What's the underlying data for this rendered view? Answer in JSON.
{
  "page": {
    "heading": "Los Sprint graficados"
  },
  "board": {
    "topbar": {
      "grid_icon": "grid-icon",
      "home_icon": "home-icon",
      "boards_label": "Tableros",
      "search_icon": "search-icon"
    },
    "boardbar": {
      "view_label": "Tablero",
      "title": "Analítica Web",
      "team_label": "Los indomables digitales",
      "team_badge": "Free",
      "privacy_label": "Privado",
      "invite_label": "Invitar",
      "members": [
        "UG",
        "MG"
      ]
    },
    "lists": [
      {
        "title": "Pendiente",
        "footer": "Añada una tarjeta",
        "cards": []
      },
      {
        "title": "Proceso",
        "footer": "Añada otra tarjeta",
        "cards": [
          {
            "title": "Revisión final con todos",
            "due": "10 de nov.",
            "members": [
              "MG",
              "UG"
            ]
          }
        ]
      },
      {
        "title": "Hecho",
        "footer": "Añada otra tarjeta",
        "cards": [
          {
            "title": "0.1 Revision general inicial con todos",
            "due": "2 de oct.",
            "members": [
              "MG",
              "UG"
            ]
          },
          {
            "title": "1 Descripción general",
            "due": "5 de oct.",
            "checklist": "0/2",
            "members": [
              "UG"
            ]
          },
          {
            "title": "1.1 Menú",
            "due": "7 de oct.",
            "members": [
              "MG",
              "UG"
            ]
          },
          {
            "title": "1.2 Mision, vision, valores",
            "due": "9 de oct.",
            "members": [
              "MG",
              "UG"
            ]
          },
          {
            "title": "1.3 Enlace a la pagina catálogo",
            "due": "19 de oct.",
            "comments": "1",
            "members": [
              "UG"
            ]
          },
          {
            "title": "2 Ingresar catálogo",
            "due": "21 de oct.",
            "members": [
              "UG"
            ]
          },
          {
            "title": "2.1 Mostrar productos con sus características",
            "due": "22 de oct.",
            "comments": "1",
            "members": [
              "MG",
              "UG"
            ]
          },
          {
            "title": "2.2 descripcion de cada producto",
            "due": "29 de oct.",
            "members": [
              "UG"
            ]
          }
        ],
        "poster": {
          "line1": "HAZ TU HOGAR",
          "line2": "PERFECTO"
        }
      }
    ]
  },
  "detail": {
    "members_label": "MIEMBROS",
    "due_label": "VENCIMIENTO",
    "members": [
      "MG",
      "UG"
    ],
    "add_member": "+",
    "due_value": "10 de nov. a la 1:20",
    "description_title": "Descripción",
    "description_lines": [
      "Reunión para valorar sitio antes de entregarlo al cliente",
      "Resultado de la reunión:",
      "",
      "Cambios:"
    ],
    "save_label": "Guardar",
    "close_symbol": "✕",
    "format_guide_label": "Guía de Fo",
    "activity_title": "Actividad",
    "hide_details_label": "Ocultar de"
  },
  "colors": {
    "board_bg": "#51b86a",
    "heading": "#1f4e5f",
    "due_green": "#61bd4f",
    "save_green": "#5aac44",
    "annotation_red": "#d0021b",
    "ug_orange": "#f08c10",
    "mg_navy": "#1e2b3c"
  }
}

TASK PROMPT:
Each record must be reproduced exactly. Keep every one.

RESPONSE:
What's the underlying data for this rendered view? Answer in JSON.
{
  "page": {
    "heading": "Los Sprint graficados"
  },
  "board": {
    "topbar": {
      "grid_icon": "grid-icon",
      "home_icon": "home-icon",
      "boards_label": "Tableros",
      "search_icon": "search-icon"
    },
    "boardbar": {
      "view_label": "Tablero",
      "title": "Analítica Web",
      "team_label": "Los indomables digitales",
      "team_badge": "Free",
      "privacy_label": "Privado",
      "invite_label": "Invitar",
      "members": [
        "UG",
        "MG"
      ]
    },
    "lists": [
      {
        "title": "Pendiente",
        "footer": "Añada una tarjeta",
        "cards": []
      },
      {
        "title": "Proceso",
        "footer": "Añada otra tarjeta",
        "cards": [
          {
            "title": "Revisión final con todos",
            "due": "10 de nov.",
            "members": [
              "MG",
              "UG"
            ]
          }
        ]
      },
      {
        "title": "Hecho",
        "footer": "Añada otra tarjeta",
        "cards": [
          {
            "title": "0.1 Revision general inicial con todos",
            "due": "2 de oct.",
            "members": [
              "MG",
              "UG"
            ]
          },
          {
            "title": "1 Descripción general",
            "due": "5 de oct.",
            "checklist": "0/2",
            "members": [
              "UG"
            ]
          },
          {
            "title": "1.1 Menú",
            "due": "7 de oct.",
            "members": [
              "MG",
              "UG"
            ]
          },
          {
            "title": "1.2 Mision, vision, valores",
            "due": "9 de oct.",
            "members": [
              "MG",
              "UG"
            ]
          },
          {
            "title": "1.3 Enlace a la pagina catálogo",
            "due": "19 de oct.",
            "comments": "1",
            "members": [
              "UG"
            ]
          },
          {
            "title": "2 Ingresar catálogo",
            "due": "21 de oct.",
            "members": [
              "UG"
            ]
          },
          {
            "title": "2.1 Mostrar productos con sus características",
            "due": "22 de oct.",
            "comments": "1",
            "members": [
              "MG",
              "UG"
            ]
          },
          {
            "title": "2.2 descripcion de cada producto",
            "due": "29 de oct.",
            "members": [
              "UG"
            ]
          }
        ],
        "poster": {
          "line1": "HAZ TU HOGAR",
          "line2": "PERFECTO"
        }
      }
    ]
  },
  "detail": {
    "members_label": "MIEMBROS",
    "due_label": "VENCIMIENTO",
    "members": [
      "MG",
      "UG"
    ],
    "add_member": "+",
    "due_value": "10 de nov. a la 1:20",
    "description_title": "Descripción",
    "description_lines": [
      "Reunión para valorar sitio antes de entregarlo al cliente",
      "Resultado de la reunión:",
      "",
      "Cambios:"
    ],
    "save_label": "Guardar",
    "close_symbol": "✕",
    "format_guide_label": "Guía de Fo",
    "activity_title": "Actividad",
    "hide_details_label": "Ocultar de"
  },
  "colors": {
    "board_bg": "#51b86a",
    "heading": "#1f4e5f",
    "due_green": "#61bd4f",
    "save_green": "#5aac44",
    "annotation_red": "#d0021b",
    "ug_orange": "#f08c10",
    "mg_navy": "#1e2b3c"
  }
}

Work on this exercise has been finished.